- Top Exit Pages -
This is simply a display of where those looking at your site leave the most often. Of course, no one wants to see their mission-critical pages listed here! From an optimization point of view these pages will need some work, but should require the most attention from a usability standpoint.

Look at each one of your top exit pages and make sure that the content of that page matches the description of the links pointing to it. Often, users will click a link expecting one thing and be delivered to something completely different. All of these variables as well as other must be reviewed to make sure that you are keeping visitors interested - not frustrated.

- Single Accessed Pages
- This is where any search engine optimization specialist can find success, failure, or both all at the same time!

These listings pertain to a web site document that is served up, accessed, then the user leaves. How can you determine success from this? Simply! If you have optimized this page to no end, then you want a lot of people coming into it - and that's great. But, the failure lies in not being able to convert this visitor into someone interested.

Some percentage of site visitors will leave - because they simply anticipated something other than what they have seen. Others though may feel lost or confused based on the navigational system or worse - terminology and language. Bear in mind one thing: Optimization is great, but the site still needs to work. If your optimized pages appear on this list, start thinking less optimization and more usability.

- Document Not Found Errors (404's!) -
I covered the importance of these a short while ago, and you can read up about them in great detail at:

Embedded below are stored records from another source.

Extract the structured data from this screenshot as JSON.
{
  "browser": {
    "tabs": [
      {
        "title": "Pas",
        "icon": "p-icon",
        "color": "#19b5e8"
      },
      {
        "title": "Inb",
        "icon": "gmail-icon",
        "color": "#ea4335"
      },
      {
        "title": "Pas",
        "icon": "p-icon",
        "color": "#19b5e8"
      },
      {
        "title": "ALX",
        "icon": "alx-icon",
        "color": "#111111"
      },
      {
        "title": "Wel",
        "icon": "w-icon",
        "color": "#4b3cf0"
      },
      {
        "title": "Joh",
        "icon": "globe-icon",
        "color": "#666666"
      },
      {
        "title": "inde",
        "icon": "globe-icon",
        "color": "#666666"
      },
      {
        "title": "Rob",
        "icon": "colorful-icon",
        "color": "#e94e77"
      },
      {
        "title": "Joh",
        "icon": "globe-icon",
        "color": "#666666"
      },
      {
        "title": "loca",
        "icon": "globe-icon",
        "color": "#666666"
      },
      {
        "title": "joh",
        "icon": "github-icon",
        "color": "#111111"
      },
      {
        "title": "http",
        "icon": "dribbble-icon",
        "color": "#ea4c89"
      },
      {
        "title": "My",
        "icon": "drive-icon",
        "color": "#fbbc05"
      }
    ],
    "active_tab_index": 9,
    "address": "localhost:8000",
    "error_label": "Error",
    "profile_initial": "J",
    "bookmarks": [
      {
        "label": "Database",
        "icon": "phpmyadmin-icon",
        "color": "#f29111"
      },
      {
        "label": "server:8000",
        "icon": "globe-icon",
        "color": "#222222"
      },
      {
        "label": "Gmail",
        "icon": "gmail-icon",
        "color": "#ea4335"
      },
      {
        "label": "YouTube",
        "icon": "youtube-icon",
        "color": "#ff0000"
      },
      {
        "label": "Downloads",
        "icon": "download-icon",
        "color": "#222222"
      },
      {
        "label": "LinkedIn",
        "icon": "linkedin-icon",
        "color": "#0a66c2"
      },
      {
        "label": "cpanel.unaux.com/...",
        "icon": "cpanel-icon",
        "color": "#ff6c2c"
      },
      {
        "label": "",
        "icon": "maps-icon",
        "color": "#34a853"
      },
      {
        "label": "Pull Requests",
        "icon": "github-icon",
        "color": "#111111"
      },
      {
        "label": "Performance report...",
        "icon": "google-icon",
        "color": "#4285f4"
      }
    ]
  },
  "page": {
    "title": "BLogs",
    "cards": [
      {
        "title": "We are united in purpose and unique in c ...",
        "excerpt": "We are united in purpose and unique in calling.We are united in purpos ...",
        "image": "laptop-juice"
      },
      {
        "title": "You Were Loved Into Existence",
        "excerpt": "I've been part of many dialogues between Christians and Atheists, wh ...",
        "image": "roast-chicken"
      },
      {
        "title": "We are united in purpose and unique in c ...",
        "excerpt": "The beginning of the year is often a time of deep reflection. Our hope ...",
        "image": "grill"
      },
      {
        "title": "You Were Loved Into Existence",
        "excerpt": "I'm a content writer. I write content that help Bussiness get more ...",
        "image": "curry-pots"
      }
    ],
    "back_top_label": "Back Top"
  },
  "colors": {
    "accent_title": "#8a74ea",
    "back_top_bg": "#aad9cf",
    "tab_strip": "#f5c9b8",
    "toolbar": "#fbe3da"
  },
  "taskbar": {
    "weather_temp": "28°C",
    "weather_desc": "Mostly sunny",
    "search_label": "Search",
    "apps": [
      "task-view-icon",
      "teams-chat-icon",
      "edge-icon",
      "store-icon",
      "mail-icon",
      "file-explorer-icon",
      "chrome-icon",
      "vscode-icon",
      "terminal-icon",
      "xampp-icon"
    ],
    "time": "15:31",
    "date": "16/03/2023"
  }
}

To reiterate some points with errors though - keep the following in mind:

Search engines follow links to more resources - so make sure you do not have broken links.

Search engines and directories may have loved your old page, and listed it. If a document that does not exist anymore is listed - get something in it's place to help retain that traffic!

Create and maintain a robots.txt - It directs search engines and if it does not yet exist, I am near positive it is in your 404 listings.

- Some More Information -
...Of course, there are many other sources of information that can help an optimization specialist to acquire more prominent links. They do however differ from one reporting tool to another. My only advice is this, look at everything and keep track of any significant changes. It takes time to draw conclusions - but the results are sure to offer more success!